S. Maria ad Martyres -- Pantheon
Temple closed in 5th century and given by Emperor Phocas to Pope Boniface 4.
Boniface consecrated it as S. Maria ad Martyres before 609
(in that year he proclaimed "All Saints Day" in the church.)
In 663, Eastern Emperor Constans 2 stole the bronze roof tiles.
Gregory 3 reclad the roof with lead in 735.
Used as a fortress and later as a poultry market during Avignon Captivity (1309-77)
Restored to use as a church after the Captivity -- in use since then.
and following pages
A purpose built round church -- probably modeled directly after the Byzantine church of the Holy Sepulchre in Jerusalem.
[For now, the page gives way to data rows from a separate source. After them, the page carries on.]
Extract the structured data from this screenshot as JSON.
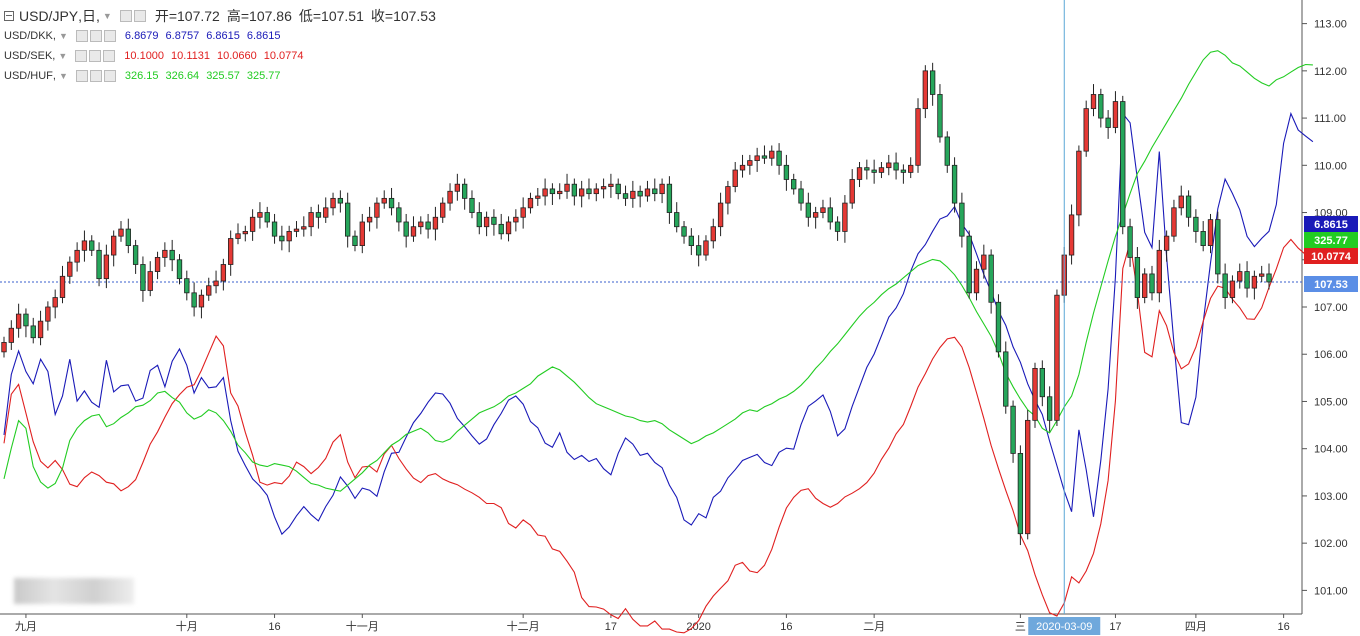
{
  "legend": {
    "main": {
      "symbol": "USD/JPY",
      "interval": "日",
      "o_label": "开=",
      "o": "107.72",
      "h_label": "高=",
      "h": "107.86",
      "l_label": "低=",
      "l": "107.51",
      "c_label": "收=",
      "c": "107.53"
    },
    "overlays": [
      {
        "symbol": "USD/DKK",
        "color": "#1a1ab8",
        "vals": [
          "6.8679",
          "6.8757",
          "6.8615",
          "6.8615"
        ]
      },
      {
        "symbol": "USD/SEK",
        "color": "#e02020",
        "vals": [
          "10.1000",
          "10.1131",
          "10.0660",
          "10.0774"
        ]
      },
      {
        "symbol": "USD/HUF",
        "color": "#22cc22",
        "vals": [
          "326.15",
          "326.64",
          "325.57",
          "325.77"
        ]
      }
    ]
  },
  "price_badges": [
    {
      "text": "6.8615",
      "color": "#1a1ab8",
      "y": 108.85
    },
    {
      "text": "325.77",
      "color": "#22cc22",
      "y": 108.5
    },
    {
      "text": "10.0774",
      "color": "#e02020",
      "y": 108.2
    },
    {
      "text": "107.53",
      "color": "#5b8ee6",
      "y": 107.53
    }
  ],
  "crosshair_label": "2020-03-09",
  "colors": {
    "up": "#e53935",
    "down": "#26a65b",
    "candle_border": "#222222",
    "dkk": "#1a1ab8",
    "sek": "#e02020",
    "huf": "#22cc22",
    "crosshair": "#5aa7d6",
    "last_line": "#3a5fcd"
  },
  "chart_data": {
    "type": "candlestick",
    "title": "USD/JPY, 日",
    "ylim": [
      100.5,
      113.5
    ],
    "yticks": [
      101,
      102,
      103,
      104,
      105,
      106,
      107,
      108,
      109,
      110,
      111,
      112,
      113
    ],
    "ytick_labels": [
      "101.00",
      "102.00",
      "103.00",
      "104.00",
      "105.00",
      "106.00",
      "107.00",
      "108.00",
      "109.00",
      "110.00",
      "111.00",
      "112.00",
      "113.00"
    ],
    "x_labels": [
      {
        "i": 3,
        "text": "九月"
      },
      {
        "i": 25,
        "text": "十月"
      },
      {
        "i": 37,
        "text": "16"
      },
      {
        "i": 49,
        "text": "十一月"
      },
      {
        "i": 71,
        "text": "十二月"
      },
      {
        "i": 83,
        "text": "17"
      },
      {
        "i": 95,
        "text": "2020"
      },
      {
        "i": 107,
        "text": "16"
      },
      {
        "i": 119,
        "text": "二月"
      },
      {
        "i": 139,
        "text": "三"
      },
      {
        "i": 152,
        "text": "17"
      },
      {
        "i": 163,
        "text": "四月"
      },
      {
        "i": 175,
        "text": "16"
      }
    ],
    "crosshair_index": 145,
    "last_close": 107.53,
    "usdjpy_close": [
      106.25,
      106.55,
      106.85,
      106.6,
      106.35,
      106.7,
      107.0,
      107.2,
      107.65,
      107.95,
      108.2,
      108.4,
      108.2,
      107.6,
      108.1,
      108.5,
      108.65,
      108.3,
      107.9,
      107.35,
      107.75,
      108.05,
      108.2,
      108.0,
      107.6,
      107.3,
      107.0,
      107.25,
      107.45,
      107.55,
      107.9,
      108.45,
      108.55,
      108.6,
      108.9,
      109.0,
      108.8,
      108.5,
      108.4,
      108.6,
      108.65,
      108.7,
      109.0,
      108.9,
      109.1,
      109.3,
      109.2,
      108.5,
      108.3,
      108.8,
      108.9,
      109.2,
      109.3,
      109.1,
      108.8,
      108.5,
      108.7,
      108.8,
      108.65,
      108.9,
      109.2,
      109.45,
      109.6,
      109.3,
      109.0,
      108.7,
      108.9,
      108.75,
      108.55,
      108.8,
      108.9,
      109.1,
      109.3,
      109.35,
      109.5,
      109.4,
      109.45,
      109.6,
      109.35,
      109.5,
      109.4,
      109.5,
      109.55,
      109.6,
      109.4,
      109.3,
      109.45,
      109.35,
      109.5,
      109.4,
      109.6,
      109.0,
      108.7,
      108.5,
      108.3,
      108.1,
      108.4,
      108.7,
      109.2,
      109.55,
      109.9,
      110.0,
      110.1,
      110.2,
      110.15,
      110.3,
      110.0,
      109.7,
      109.5,
      109.2,
      108.9,
      109.0,
      109.1,
      108.8,
      108.6,
      109.2,
      109.7,
      109.95,
      109.9,
      109.85,
      109.95,
      110.05,
      109.9,
      109.85,
      110.0,
      111.2,
      112.0,
      111.5,
      110.6,
      110.0,
      109.2,
      108.5,
      107.3,
      107.8,
      108.1,
      107.1,
      106.05,
      104.9,
      103.9,
      102.2,
      104.6,
      105.7,
      105.1,
      104.6,
      107.25,
      108.1,
      108.95,
      110.3,
      111.2,
      111.5,
      111.0,
      110.8,
      111.35,
      108.7,
      108.05,
      107.2,
      107.7,
      107.3,
      108.2,
      108.5,
      109.1,
      109.35,
      108.9,
      108.6,
      108.3,
      108.85,
      107.7,
      107.2,
      107.55,
      107.75,
      107.4,
      107.65,
      107.7,
      107.53
    ],
    "series": [
      {
        "name": "USD/DKK",
        "ylim": [
          6.4,
          7.0
        ],
        "values": [
          6.575,
          6.634,
          6.657,
          6.637,
          6.625,
          6.649,
          6.637,
          6.595,
          6.613,
          6.649,
          6.608,
          6.618,
          6.607,
          6.602,
          6.648,
          6.617,
          6.623,
          6.624,
          6.608,
          6.611,
          6.638,
          6.643,
          6.622,
          6.647,
          6.659,
          6.643,
          6.616,
          6.631,
          6.621,
          6.622,
          6.631,
          6.589,
          6.559,
          6.545,
          6.532,
          6.525,
          6.516,
          6.495,
          6.478,
          6.485,
          6.496,
          6.505,
          6.497,
          6.491,
          6.505,
          6.516,
          6.534,
          6.525,
          6.513,
          6.523,
          6.521,
          6.515,
          6.539,
          6.557,
          6.558,
          6.573,
          6.587,
          6.596,
          6.607,
          6.616,
          6.615,
          6.606,
          6.591,
          6.583,
          6.574,
          6.566,
          6.571,
          6.585,
          6.596,
          6.609,
          6.613,
          6.605,
          6.588,
          6.582,
          6.567,
          6.563,
          6.577,
          6.558,
          6.551,
          6.555,
          6.549,
          6.552,
          6.542,
          6.536,
          6.557,
          6.572,
          6.566,
          6.555,
          6.557,
          6.548,
          6.543,
          6.526,
          6.514,
          6.492,
          6.487,
          6.498,
          6.494,
          6.514,
          6.52,
          6.533,
          6.541,
          6.55,
          6.553,
          6.556,
          6.548,
          6.545,
          6.558,
          6.562,
          6.561,
          6.585,
          6.603,
          6.608,
          6.614,
          6.598,
          6.574,
          6.581,
          6.603,
          6.622,
          6.641,
          6.654,
          6.672,
          6.69,
          6.699,
          6.713,
          6.735,
          6.752,
          6.761,
          6.774,
          6.786,
          6.789,
          6.798,
          6.781,
          6.771,
          6.752,
          6.732,
          6.715,
          6.696,
          6.682,
          6.661,
          6.646,
          6.625,
          6.609,
          6.595,
          6.569,
          6.545,
          6.52,
          6.5,
          6.58,
          6.541,
          6.495,
          6.55,
          6.62,
          6.729,
          6.889,
          6.88,
          6.825,
          6.773,
          6.758,
          6.852,
          6.749,
          6.665,
          6.587,
          6.585,
          6.612,
          6.685,
          6.743,
          6.796,
          6.825,
          6.811,
          6.795,
          6.769,
          6.759,
          6.767,
          6.774,
          6.8,
          6.86,
          6.889,
          6.873,
          6.867,
          6.8615
        ]
      },
      {
        "name": "USD/SEK",
        "ylim": [
          9.2,
          10.7
        ],
        "values": [
          9.617,
          9.737,
          9.761,
          9.691,
          9.621,
          9.573,
          9.557,
          9.575,
          9.553,
          9.517,
          9.511,
          9.533,
          9.547,
          9.538,
          9.522,
          9.518,
          9.501,
          9.511,
          9.528,
          9.57,
          9.615,
          9.645,
          9.681,
          9.714,
          9.736,
          9.754,
          9.76,
          9.795,
          9.837,
          9.879,
          9.855,
          9.74,
          9.708,
          9.644,
          9.588,
          9.522,
          9.515,
          9.521,
          9.518,
          9.537,
          9.571,
          9.56,
          9.543,
          9.558,
          9.58,
          9.62,
          9.638,
          9.571,
          9.533,
          9.559,
          9.561,
          9.547,
          9.591,
          9.612,
          9.58,
          9.554,
          9.532,
          9.521,
          9.538,
          9.543,
          9.53,
          9.522,
          9.516,
          9.505,
          9.496,
          9.485,
          9.47,
          9.47,
          9.46,
          9.421,
          9.41,
          9.43,
          9.417,
          9.393,
          9.39,
          9.359,
          9.353,
          9.329,
          9.302,
          9.24,
          9.218,
          9.217,
          9.212,
          9.198,
          9.189,
          9.213,
          9.187,
          9.171,
          9.171,
          9.183,
          9.163,
          9.163,
          9.156,
          9.154,
          9.164,
          9.184,
          9.219,
          9.244,
          9.263,
          9.281,
          9.319,
          9.326,
          9.305,
          9.301,
          9.319,
          9.358,
          9.412,
          9.459,
          9.485,
          9.502,
          9.506,
          9.483,
          9.47,
          9.461,
          9.47,
          9.486,
          9.495,
          9.506,
          9.521,
          9.544,
          9.578,
          9.605,
          9.64,
          9.663,
          9.707,
          9.754,
          9.787,
          9.823,
          9.851,
          9.872,
          9.876,
          9.852,
          9.802,
          9.741,
          9.678,
          9.612,
          9.555,
          9.502,
          9.452,
          9.393,
          9.355,
          9.296,
          9.247,
          9.203,
          9.195,
          9.227,
          9.291,
          9.276,
          9.305,
          9.348,
          9.42,
          9.526,
          9.72,
          10.044,
          10.108,
          9.986,
          9.839,
          9.828,
          9.941,
          9.904,
          9.839,
          9.799,
          9.811,
          9.852,
          9.915,
          9.971,
          10.001,
          9.996,
          9.969,
          9.948,
          9.921,
          9.92,
          9.948,
          9.998,
          10.043,
          10.095,
          10.115,
          10.094,
          10.078,
          10.0774
        ]
      },
      {
        "name": "USD/HUF",
        "ylim": [
          290,
          330
        ],
        "values": [
          298.8,
          300.8,
          302.6,
          302.1,
          299.6,
          298.6,
          298.2,
          298.5,
          299.5,
          301.3,
          302.1,
          302.6,
          302.9,
          303.0,
          302.2,
          302.4,
          302.8,
          303.1,
          303.5,
          303.6,
          303.9,
          304.4,
          304.5,
          304.1,
          303.8,
          303.1,
          302.7,
          302.9,
          303.3,
          303.1,
          302.6,
          301.9,
          301.0,
          300.5,
          299.9,
          299.7,
          299.6,
          299.8,
          299.7,
          299.6,
          299.3,
          298.9,
          298.5,
          298.4,
          298.2,
          298.1,
          298.0,
          298.4,
          298.8,
          299.2,
          299.7,
          300.0,
          300.5,
          301.0,
          301.3,
          301.7,
          301.9,
          302.1,
          301.8,
          301.3,
          301.2,
          301.4,
          301.9,
          302.3,
          302.7,
          303.1,
          303.3,
          303.5,
          303.8,
          304.2,
          304.4,
          304.7,
          305.0,
          305.5,
          305.8,
          306.1,
          305.9,
          305.5,
          305.1,
          304.6,
          304.1,
          303.7,
          303.5,
          303.3,
          303.1,
          302.9,
          302.8,
          302.6,
          302.5,
          302.6,
          302.4,
          302.0,
          301.7,
          301.4,
          301.1,
          301.3,
          301.6,
          301.8,
          302.1,
          302.4,
          302.7,
          303.1,
          303.3,
          303.2,
          303.5,
          303.7,
          304.0,
          304.2,
          304.5,
          304.9,
          305.4,
          306.0,
          306.5,
          307.1,
          307.6,
          308.2,
          308.8,
          309.4,
          309.9,
          310.3,
          310.8,
          311.2,
          311.5,
          311.9,
          312.3,
          312.7,
          312.9,
          313.1,
          313.0,
          312.6,
          312.1,
          311.4,
          310.6,
          309.7,
          308.9,
          308.1,
          307.0,
          305.7,
          304.8,
          304.0,
          303.3,
          302.9,
          302.1,
          301.8,
          302.6,
          303.5,
          304.2,
          305.6,
          307.7,
          309.6,
          311.3,
          313.0,
          314.6,
          316.0,
          317.4,
          318.7,
          319.5,
          320.4,
          321.2,
          322.0,
          322.8,
          323.6,
          324.5,
          325.3,
          326.1,
          326.6,
          326.7,
          326.4,
          325.9,
          325.7,
          325.3,
          324.9,
          324.6,
          324.4,
          324.8,
          325.0,
          325.3,
          325.6,
          325.8,
          325.77
        ]
      }
    ]
  }
}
Same size as the Jerusalem Holy Sepulchre rotunda.
First church consecrated by Pope Simplicius (468-83), perhaps in 460.
Perhaps financed by the Verlarian family who had Jerusalem connections -- not a titulus.
Built on the site of a Mithraeum within the Castra Peregrinorum (a military barracks for foreign troops -- training for foreign officers).
Decorated by Pope John 1 (523-26) and Pope Felix 4 (526-30).
Colonnades altered and transverse arches added by Innocent 2 (1130-1143).
Ss. Giovanno e Paulo -- 2-3 century titulus, 4th century church, restored mid-5th, restored early 12th after Norman sacking
S. Pudenza (Pudenziana) 390 -- original but badly restored apse mosaic is the earliest of its type in Rome
S. Maria Maggiore
S. Maria della Neve -- Aug 4-5 358
Ss. Cosmas and Damian in Foro 527
S. Marco in Piazza Venezia -- ca 800
S. Cecilia in Trastevere -- early titulus Ceacilia, 5th century church replaced in 9th
S. Prassede (Praxedes, sister of Pudenza) 5th century church replaced in 822
S. Clemente 1100s (Earlier church destroyed by Guiscard)
S. Maria del Popolo 1227
S. Lorenzo fuori le Mure
And hundreds more: